Segment Open

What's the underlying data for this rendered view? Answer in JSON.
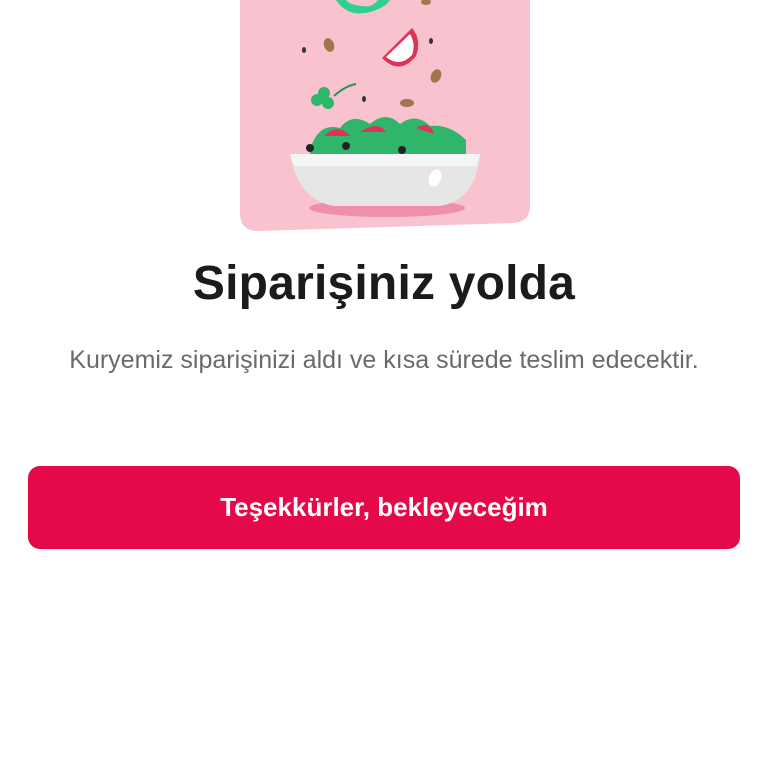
{
  "status": {
    "illustration_icon": "salad-bowl-illustration",
    "title": "Siparişiniz yolda",
    "subtitle": "Kuryemiz siparişinizi aldı ve kısa sürede teslim edecektir."
  },
  "actions": {
    "confirm_label": "Teşekkürler, bekleyeceğim"
  },
  "colors": {
    "accent": "#e5094a",
    "card_background": "#f8c3cf",
    "title_text": "#1b1b1b",
    "body_text": "#6a6a6a"
  }
}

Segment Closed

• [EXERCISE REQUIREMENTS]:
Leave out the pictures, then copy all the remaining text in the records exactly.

• [TASK ANSWER]:
What's the underlying data for this rendered view? Answer in JSON.
{
  "status": {
    "illustration_icon": "salad-bowl-illustration",
    "title": "Siparişiniz yolda",
    "subtitle": "Kuryemiz siparişinizi aldı ve kısa sürede teslim edecektir."
  },
  "actions": {
    "confirm_label": "Teşekkürler, bekleyeceğim"
  },
  "colors": {
    "accent": "#e5094a",
    "card_background": "#f8c3cf",
    "title_text": "#1b1b1b",
    "body_text": "#6a6a6a"
  }
}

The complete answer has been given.